History shows rising yields are not as negative for stocks as investors fear right now, but there's one caveat: Earnings must grow at a faster pace than rates.
Those are the findings of a statistical analysis from James Paulsen, Wells Capital Management's chief investment strategist.
"Since 1950, the stock market has done fine with rising yields provided the annual growth in earnings per share exceeds the 10-year Treasury yield," wrote Paulsen on Thursday. "Indeed, historically, when yields have risen while earnings growth was above the 10-year yield, the S&P 500 increased by almost 10 percent per annum."

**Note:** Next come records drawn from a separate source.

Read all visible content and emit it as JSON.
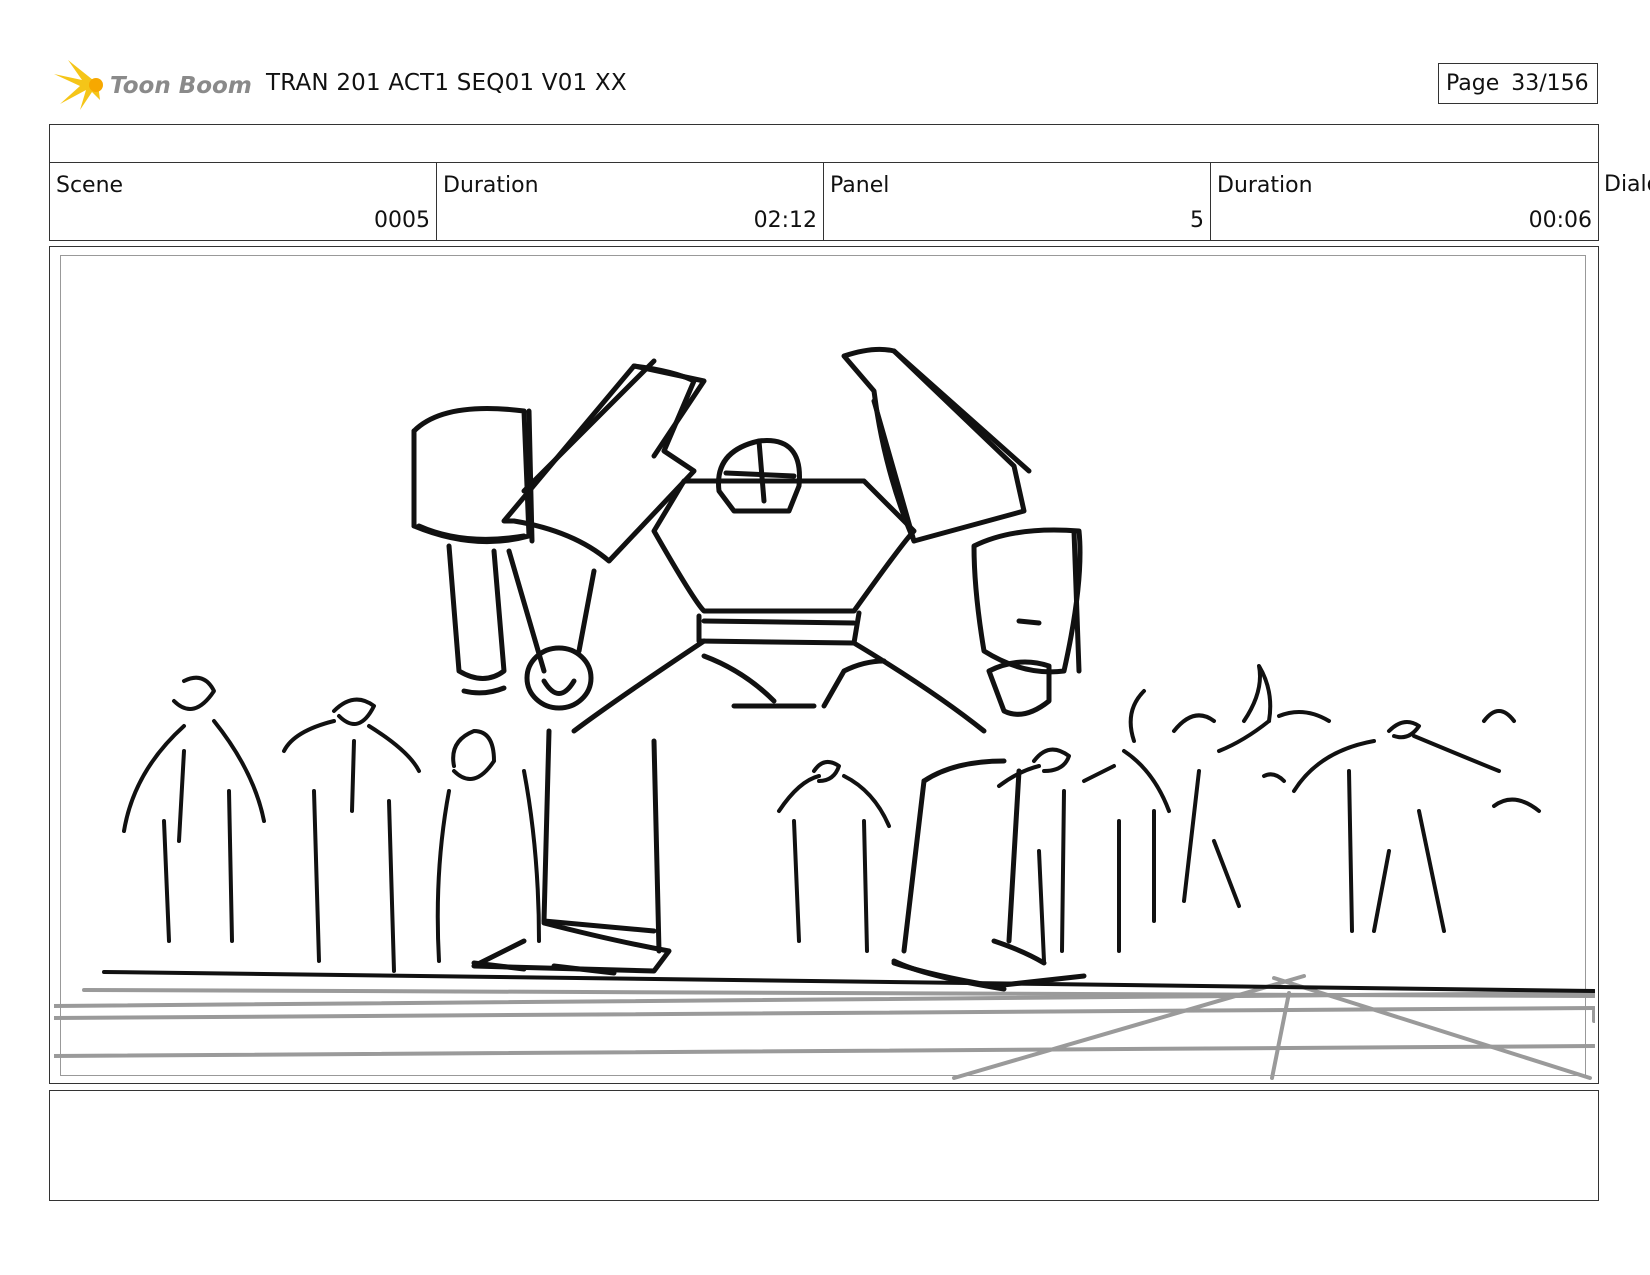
{
  "header": {
    "brand": "Toon Boom",
    "doc_title": "TRAN 201 ACT1 SEQ01 V01 XX",
    "page_label": "Page",
    "page_number": "33/156"
  },
  "info": {
    "scene_label": "Scene",
    "scene_value": "0005",
    "scene_duration_label": "Duration",
    "scene_duration_value": "02:12",
    "panel_label": "Panel",
    "panel_value": "5",
    "panel_duration_label": "Duration",
    "panel_duration_value": "00:06",
    "dialog_label": "Dialo"
  },
  "colors": {
    "logo_star": "#f5c518",
    "logo_text": "#8a8a8a",
    "ink": "#111111",
    "floor_lines": "#9a9a9a"
  }
}
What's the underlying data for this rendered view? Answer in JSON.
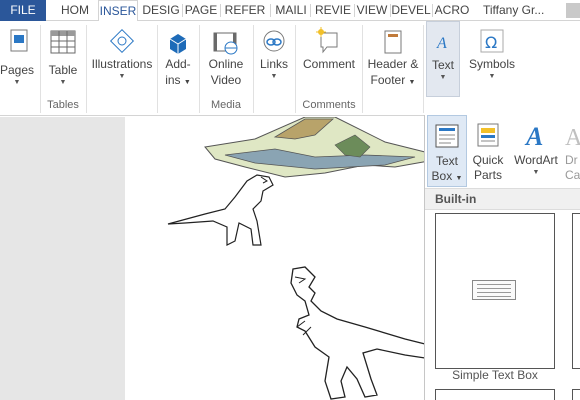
{
  "tabs": [
    {
      "label": "FILE"
    },
    {
      "label": "HOM"
    },
    {
      "label": "INSER"
    },
    {
      "label": "DESIG"
    },
    {
      "label": "PAGE"
    },
    {
      "label": "REFER"
    },
    {
      "label": "MAILI"
    },
    {
      "label": "REVIE"
    },
    {
      "label": "VIEW"
    },
    {
      "label": "DEVEL"
    },
    {
      "label": "ACRO"
    }
  ],
  "user": {
    "name": "Tiffany Gr..."
  },
  "ribbon": {
    "pages": "Pages",
    "table": "Table",
    "illustrations": "Illustrations",
    "addins_1": "Add-",
    "addins_2": "ins",
    "online_video_1": "Online",
    "online_video_2": "Video",
    "links": "Links",
    "comment": "Comment",
    "header_footer_1": "Header &",
    "header_footer_2": "Footer",
    "text": "Text",
    "symbols": "Symbols",
    "groups": {
      "tables": "Tables",
      "media": "Media",
      "comments": "Comments"
    }
  },
  "gallery": {
    "text_box_1": "Text",
    "text_box_2": "Box",
    "quick_parts_1": "Quick",
    "quick_parts_2": "Parts",
    "wordart": "WordArt",
    "dropcap_1": "Dr",
    "dropcap_2": "Ca",
    "section_header": "Built-in",
    "items": [
      {
        "label": "Simple Text Box"
      }
    ]
  },
  "colors": {
    "accent": "#2b579a",
    "ribbon_bg": "#ffffff",
    "selected_bg": "#dfe9f5"
  }
}
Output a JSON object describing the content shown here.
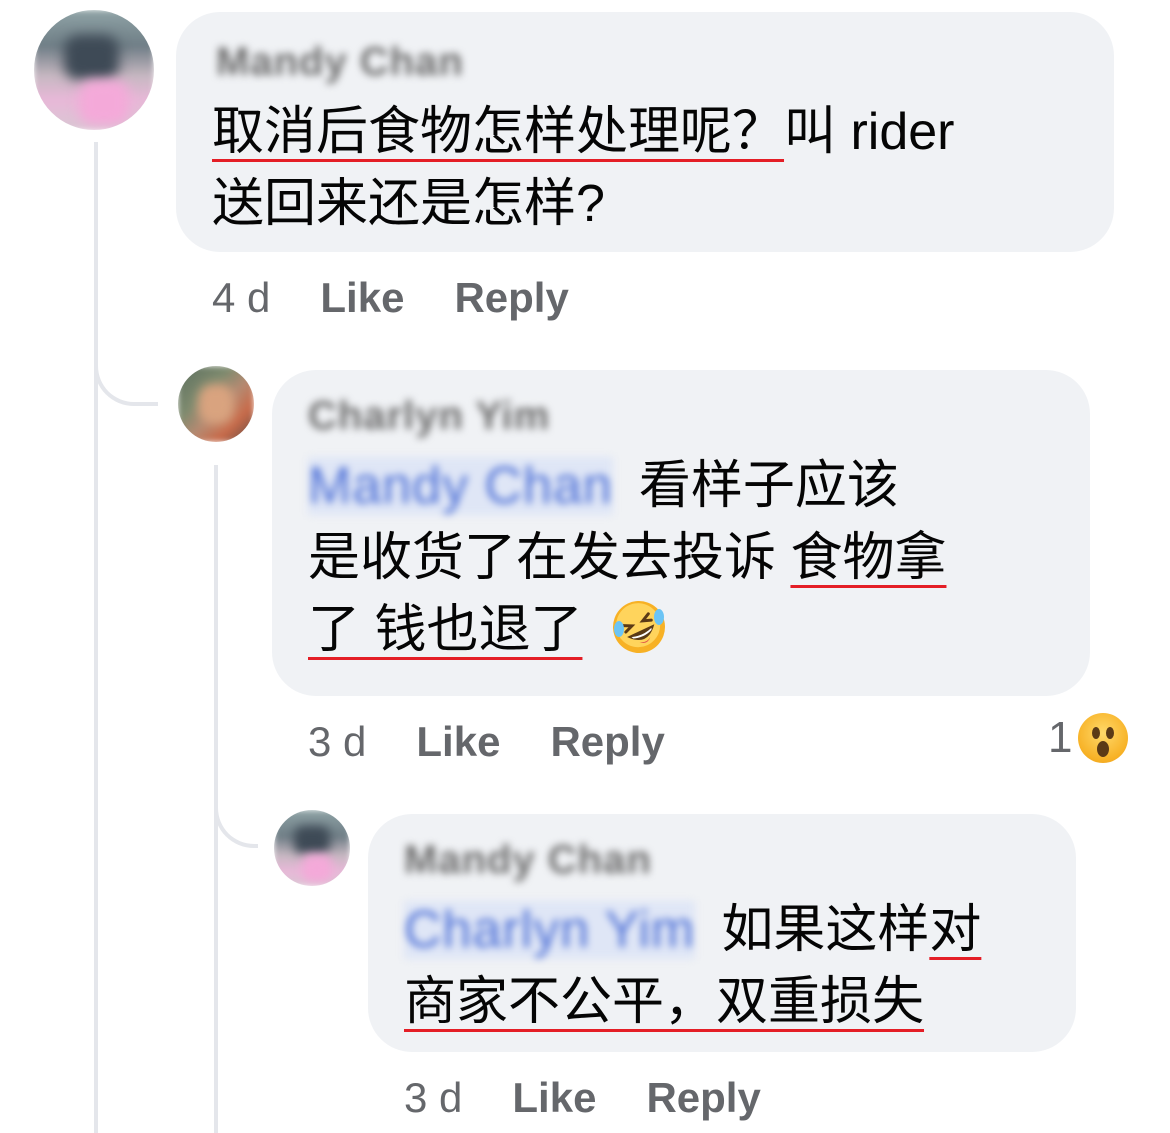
{
  "comments": [
    {
      "author": "Mandy Chan",
      "text_lines": [
        {
          "underlined": "取消后食物怎样处理呢？",
          "plain": "叫 rider"
        },
        {
          "plain": "送回来还是怎样?"
        }
      ],
      "time": "4 d",
      "like": "Like",
      "reply": "Reply"
    },
    {
      "author": "Charlyn Yim",
      "mention": "Mandy Chan",
      "line1": "看样子应该",
      "line2_plain": "是收货了在发去投诉 ",
      "line2_ul": "食物拿",
      "line3_ul": "了 钱也退了",
      "emoji": "rofl-emoji",
      "time": "3 d",
      "like": "Like",
      "reply": "Reply",
      "reaction_count": "1",
      "reaction_icon": "wow-emoji"
    },
    {
      "author": "Mandy Chan",
      "mention": "Charlyn Yim",
      "line1_plain": "如果这样",
      "line1_ul": "对",
      "line2_ul": "商家不公平，双重损失",
      "time": "3 d",
      "like": "Like",
      "reply": "Reply"
    }
  ]
}
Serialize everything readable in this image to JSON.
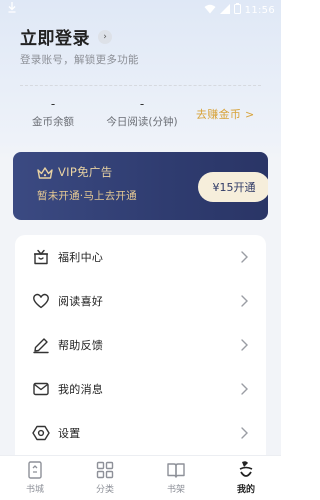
{
  "status_bar": {
    "time": "11:56"
  },
  "header": {
    "login_title": "立即登录",
    "login_subtitle": "登录账号，解锁更多功能"
  },
  "stats": {
    "coins_value": "-",
    "coins_label": "金币余额",
    "reading_value": "-",
    "reading_label": "今日阅读(分钟)",
    "earn_link": "去赚金币 >"
  },
  "vip": {
    "title": "VIP免广告",
    "subtitle": "暂未开通·马上去开通",
    "button_label": "¥15开通"
  },
  "menu": {
    "items": [
      {
        "label": "福利中心",
        "icon": "gift-icon"
      },
      {
        "label": "阅读喜好",
        "icon": "heart-icon"
      },
      {
        "label": "帮助反馈",
        "icon": "edit-icon"
      },
      {
        "label": "我的消息",
        "icon": "mail-icon"
      },
      {
        "label": "设置",
        "icon": "settings-icon"
      }
    ]
  },
  "bottom_nav": {
    "items": [
      {
        "label": "书城",
        "icon": "bookstore-icon"
      },
      {
        "label": "分类",
        "icon": "category-icon"
      },
      {
        "label": "书架",
        "icon": "bookshelf-icon"
      },
      {
        "label": "我的",
        "icon": "profile-icon",
        "active": true
      }
    ]
  },
  "colors": {
    "vip_card": "#34427a",
    "vip_gold": "#e9d3a3",
    "earn_gold": "#d8a33a",
    "page_bg": "#f2f4f8"
  }
}
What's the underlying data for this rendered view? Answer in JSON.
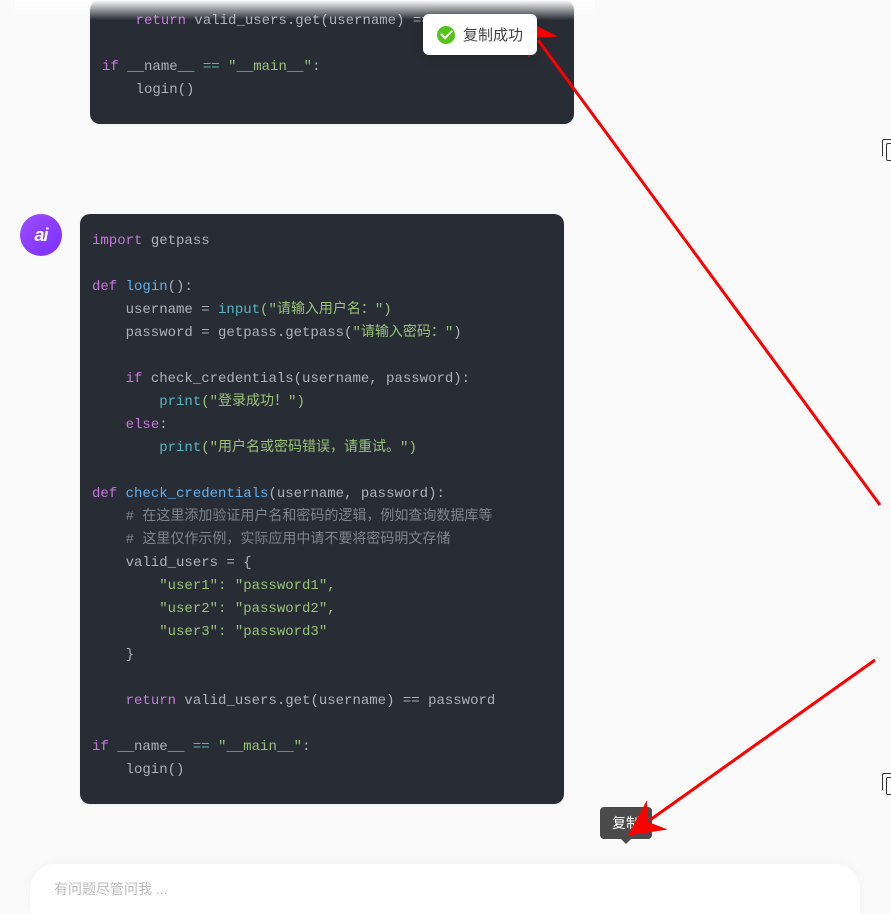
{
  "toast": {
    "text": "复制成功"
  },
  "tooltip": {
    "copy": "复制"
  },
  "avatar": {
    "label": "ai"
  },
  "input": {
    "placeholder": "有问题尽管问我 ..."
  },
  "code_top": {
    "ret_kw": "return",
    "ret_expr": " valid_users.get(username) == password",
    "if_kw": "if",
    "name_dunder": " __name__ ",
    "eq": "==",
    "main_str": " \"__main__\"",
    "colon": ":",
    "login_call": "    login()"
  },
  "code_main": {
    "import_kw": "import",
    "import_mod": " getpass",
    "def_kw": "def",
    "login_name": " login",
    "login_params": "():",
    "u_line_pre": "    username = ",
    "input_call": "input",
    "u_arg": "(\"请输入用户名：\")",
    "p_line_pre": "    password = getpass.getpass(",
    "p_arg": "\"请输入密码：\"",
    "p_close": ")",
    "if_kw": "if",
    "check_call": " check_credentials(username, password):",
    "print_call": "print",
    "succ_str": "(\"登录成功！\")",
    "else_kw": "else",
    "else_colon": ":",
    "fail_str": "(\"用户名或密码错误，请重试。\")",
    "check_def": " check_credentials",
    "check_params": "(username, password):",
    "cmt1": "    # 在这里添加验证用户名和密码的逻辑，例如查询数据库等",
    "cmt2": "    # 这里仅作示例，实际应用中请不要将密码明文存储",
    "vu_line": "    valid_users = {",
    "u1": "        \"user1\": \"password1\",",
    "u2": "        \"user2\": \"password2\",",
    "u3": "        \"user3\": \"password3\"",
    "close_brace": "    }",
    "ret_kw": "return",
    "ret_expr": " valid_users.get(username) == password",
    "name_dunder": " __name__ ",
    "eq": "==",
    "main_str": " \"__main__\"",
    "colon": ":",
    "login_call": "    login()"
  }
}
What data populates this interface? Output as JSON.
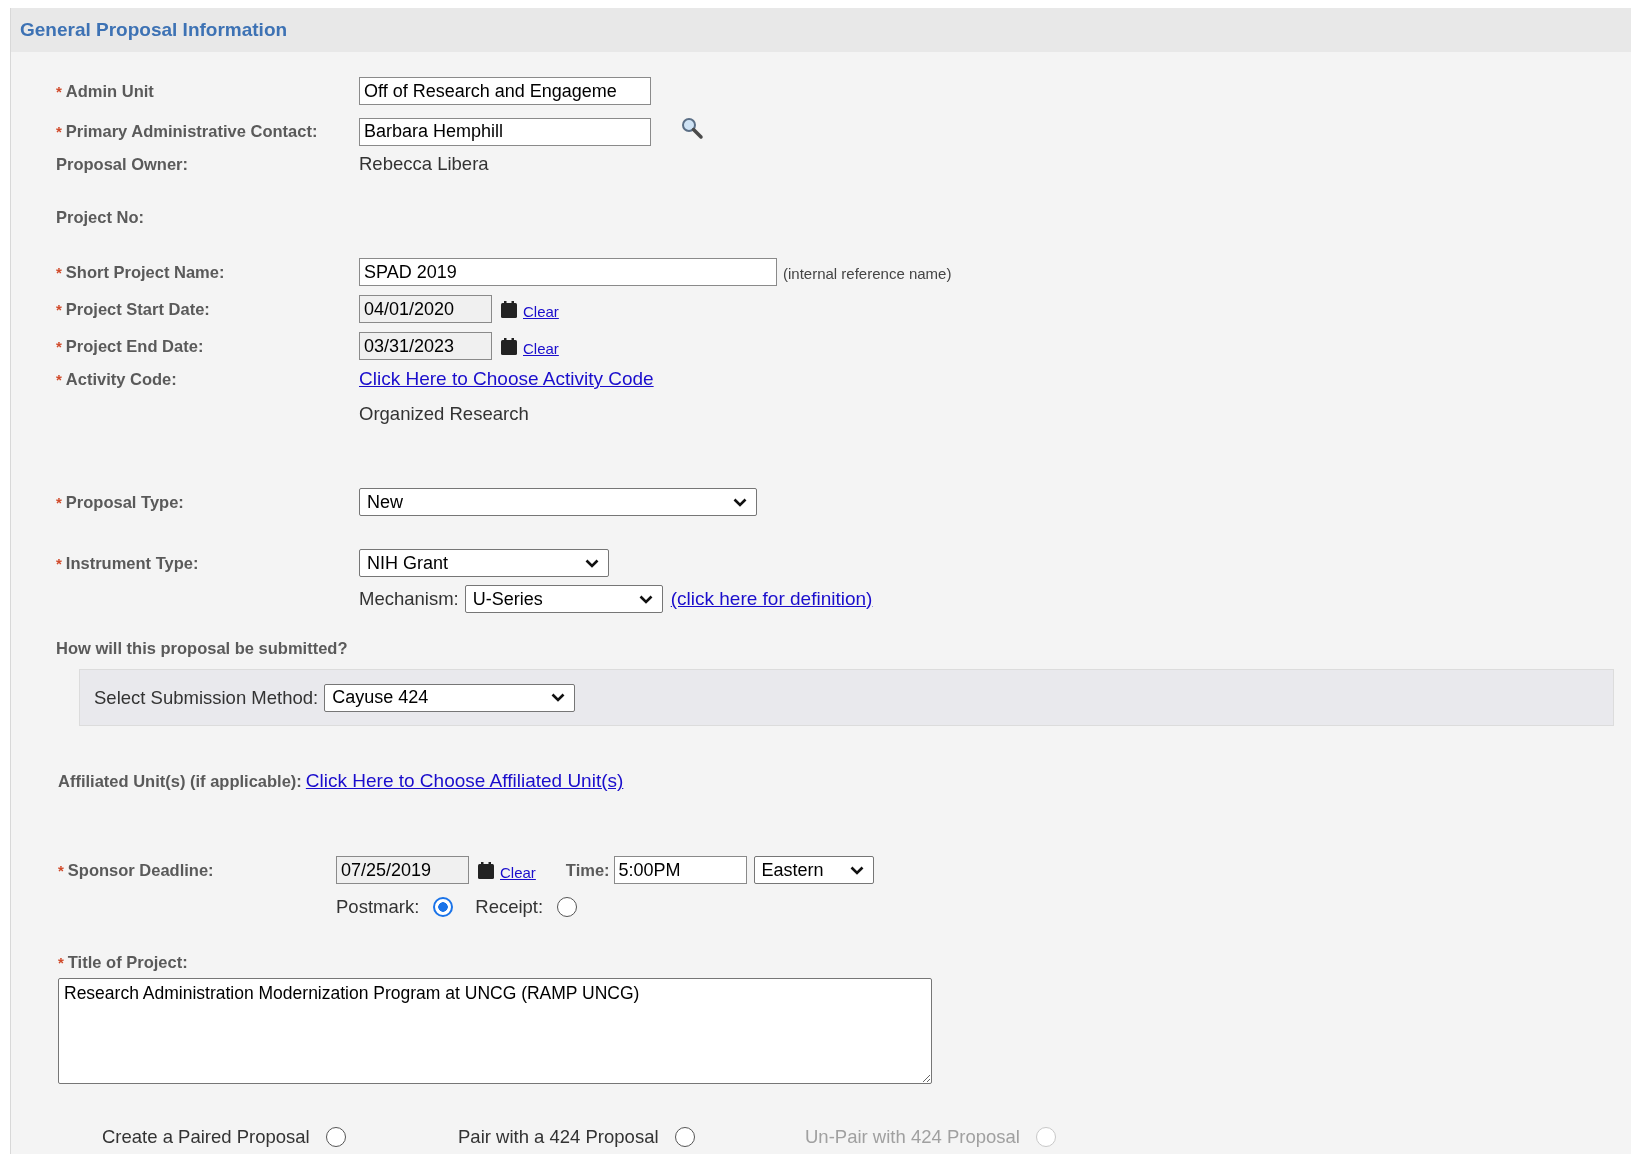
{
  "section": {
    "title": "General Proposal Information"
  },
  "required_mark": "*",
  "admin_unit": {
    "label": "Admin Unit",
    "required": true,
    "value": "Off of Research and Engageme"
  },
  "primary_contact": {
    "label": "Primary Administrative Contact:",
    "required": true,
    "value": "Barbara Hemphill"
  },
  "proposal_owner": {
    "label": "Proposal Owner:",
    "value": "Rebecca Libera"
  },
  "project_no": {
    "label": "Project No:"
  },
  "short_name": {
    "label": "Short Project Name:",
    "required": true,
    "value": "SPAD 2019",
    "hint": "(internal reference name)"
  },
  "start_date": {
    "label": "Project Start Date:",
    "required": true,
    "value": "04/01/2020",
    "clear": "Clear"
  },
  "end_date": {
    "label": "Project End Date:",
    "required": true,
    "value": "03/31/2023",
    "clear": "Clear"
  },
  "activity_code": {
    "label": "Activity Code:",
    "required": true,
    "link": "Click Here to Choose Activity Code",
    "value": "Organized Research"
  },
  "proposal_type": {
    "label": "Proposal Type:",
    "required": true,
    "value": "New"
  },
  "instrument_type": {
    "label": "Instrument Type:",
    "required": true,
    "value": "NIH Grant"
  },
  "mechanism": {
    "label": "Mechanism:",
    "value": "U-Series",
    "link": "(click here for definition)"
  },
  "submission": {
    "question": "How will this proposal be submitted?",
    "label": "Select Submission Method:",
    "value": "Cayuse 424"
  },
  "affiliated": {
    "label": "Affiliated Unit(s) (if applicable):",
    "link": "Click Here to Choose Affiliated Unit(s)"
  },
  "sponsor_deadline": {
    "label": "Sponsor Deadline:",
    "required": true,
    "date": "07/25/2019",
    "clear": "Clear",
    "time_label": "Time:",
    "time": "5:00PM",
    "zone": "Eastern",
    "options": [
      {
        "label": "Postmark:",
        "selected": true
      },
      {
        "label": "Receipt:",
        "selected": false
      }
    ]
  },
  "title_of_project": {
    "label": "Title of Project:",
    "required": true,
    "value": "Research Administration Modernization Program at UNCG (RAMP UNCG)"
  },
  "pairing": [
    {
      "label": "Create a Paired Proposal",
      "selected": false,
      "disabled": false
    },
    {
      "label": "Pair with a 424 Proposal",
      "selected": false,
      "disabled": false
    },
    {
      "label": "Un-Pair with 424 Proposal",
      "selected": false,
      "disabled": true
    }
  ]
}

Paulsen's earnings-yield indicator compares the annual growth of S&P 500 earnings in relation to the 10-year Treasury yield. When the EYI metric was above zero — that is when earnings growth is greater than the 10-year rate — the annual return for the S&P 500 was significantly higher. The robust gains also came with less volatility, as shown on the chart below.